The Division of Reproductive Biology, established at the Johns Hopkins School of Public Health in 1972, is a formal division of the School's Department of Biochemistry and Molecular Biology.
The primary goals of the division mesh particularly well with those of the BMB Department, given a premium placed on research devoted to the cellular, biochemical and molecular bases of normal and abnormal cellular processes, and on training highly qualified scientists who, through research, teaching and service, provide new understanding of biomedical issues that have an impact on public health.
The research of division faculty is both basic and applied, often extending from the molecule to the individual patient to the population.
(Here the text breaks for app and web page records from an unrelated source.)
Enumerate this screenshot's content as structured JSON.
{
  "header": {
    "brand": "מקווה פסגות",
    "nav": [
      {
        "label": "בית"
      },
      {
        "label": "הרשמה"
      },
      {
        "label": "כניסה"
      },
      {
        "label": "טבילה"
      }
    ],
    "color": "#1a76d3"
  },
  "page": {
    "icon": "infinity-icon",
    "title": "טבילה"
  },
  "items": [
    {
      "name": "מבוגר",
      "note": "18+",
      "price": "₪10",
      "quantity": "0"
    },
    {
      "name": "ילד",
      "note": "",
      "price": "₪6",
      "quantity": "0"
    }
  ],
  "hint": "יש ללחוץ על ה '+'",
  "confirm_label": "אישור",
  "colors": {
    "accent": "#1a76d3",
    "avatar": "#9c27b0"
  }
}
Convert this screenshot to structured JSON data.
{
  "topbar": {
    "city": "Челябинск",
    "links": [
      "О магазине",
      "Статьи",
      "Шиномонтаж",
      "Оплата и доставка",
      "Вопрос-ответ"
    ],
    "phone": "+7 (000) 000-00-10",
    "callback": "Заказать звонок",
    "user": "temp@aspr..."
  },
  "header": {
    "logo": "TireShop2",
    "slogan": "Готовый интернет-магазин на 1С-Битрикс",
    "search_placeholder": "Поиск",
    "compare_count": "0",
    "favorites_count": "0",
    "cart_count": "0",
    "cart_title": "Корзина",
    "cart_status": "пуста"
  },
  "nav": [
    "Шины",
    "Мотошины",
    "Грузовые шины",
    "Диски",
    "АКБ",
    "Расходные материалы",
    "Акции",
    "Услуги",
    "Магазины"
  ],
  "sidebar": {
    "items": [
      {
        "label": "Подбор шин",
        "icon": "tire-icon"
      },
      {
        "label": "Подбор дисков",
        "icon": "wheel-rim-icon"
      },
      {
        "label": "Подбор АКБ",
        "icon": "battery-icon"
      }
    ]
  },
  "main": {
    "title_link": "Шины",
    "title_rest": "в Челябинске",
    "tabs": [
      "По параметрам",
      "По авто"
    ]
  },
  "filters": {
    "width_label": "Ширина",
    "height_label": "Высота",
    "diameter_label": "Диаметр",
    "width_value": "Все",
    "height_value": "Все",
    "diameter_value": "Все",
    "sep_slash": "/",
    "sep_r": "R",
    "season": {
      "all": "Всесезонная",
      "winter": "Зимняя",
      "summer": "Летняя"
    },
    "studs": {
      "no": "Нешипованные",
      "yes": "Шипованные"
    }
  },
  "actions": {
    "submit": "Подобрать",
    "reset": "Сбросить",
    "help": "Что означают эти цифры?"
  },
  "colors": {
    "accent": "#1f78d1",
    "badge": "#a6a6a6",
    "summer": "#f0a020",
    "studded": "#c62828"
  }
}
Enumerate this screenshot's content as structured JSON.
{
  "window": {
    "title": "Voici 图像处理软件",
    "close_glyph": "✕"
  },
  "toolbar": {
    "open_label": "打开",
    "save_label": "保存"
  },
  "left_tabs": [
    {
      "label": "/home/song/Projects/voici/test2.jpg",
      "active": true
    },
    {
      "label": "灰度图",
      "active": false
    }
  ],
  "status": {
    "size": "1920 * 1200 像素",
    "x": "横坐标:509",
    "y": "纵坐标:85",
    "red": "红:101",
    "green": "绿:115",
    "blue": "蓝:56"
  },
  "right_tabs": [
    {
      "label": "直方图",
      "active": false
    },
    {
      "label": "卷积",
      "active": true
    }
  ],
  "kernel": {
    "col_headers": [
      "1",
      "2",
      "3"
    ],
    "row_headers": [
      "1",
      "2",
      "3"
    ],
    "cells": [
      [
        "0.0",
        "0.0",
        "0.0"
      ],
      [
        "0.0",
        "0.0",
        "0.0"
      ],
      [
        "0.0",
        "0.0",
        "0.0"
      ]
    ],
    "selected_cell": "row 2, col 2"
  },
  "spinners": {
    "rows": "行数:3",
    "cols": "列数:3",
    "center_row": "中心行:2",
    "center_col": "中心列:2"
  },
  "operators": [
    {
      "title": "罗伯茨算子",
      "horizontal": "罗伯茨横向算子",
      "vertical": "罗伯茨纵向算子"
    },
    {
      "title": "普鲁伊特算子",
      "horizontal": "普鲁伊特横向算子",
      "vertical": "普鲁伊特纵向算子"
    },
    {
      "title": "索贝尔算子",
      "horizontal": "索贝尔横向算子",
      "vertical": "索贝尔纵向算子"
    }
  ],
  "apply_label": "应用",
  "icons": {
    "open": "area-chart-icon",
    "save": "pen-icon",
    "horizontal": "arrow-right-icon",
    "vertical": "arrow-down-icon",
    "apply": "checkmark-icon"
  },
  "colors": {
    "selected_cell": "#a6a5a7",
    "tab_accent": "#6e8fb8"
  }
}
Another major goal of the division is to foster interaction among the reproductive biologists at Johns Hopkins University through teaching, seminars, collaborative research, and joint education programs.
The areas of research emphasis in the division:
- Regulation of testosterone production in the mammalian testis
- Molecular mechanisms of androgen action in target tissues
- Aging of the reproductive tract
- Hormonal, cellular, genetic and molecular regulation of mammalian spermatogenesis
- Molecular mechanisms of meiotic maturation
- Regulation of testicular and ovarian stem cells
- Impact of nutrition on germ stem cells and fertility
- Oocyte maturation
- Sperm-egg interactions during fertilization
- Development of methods for contraception
- Infertility: causes and cures
- Effects of environmental toxicants on the reproductive tract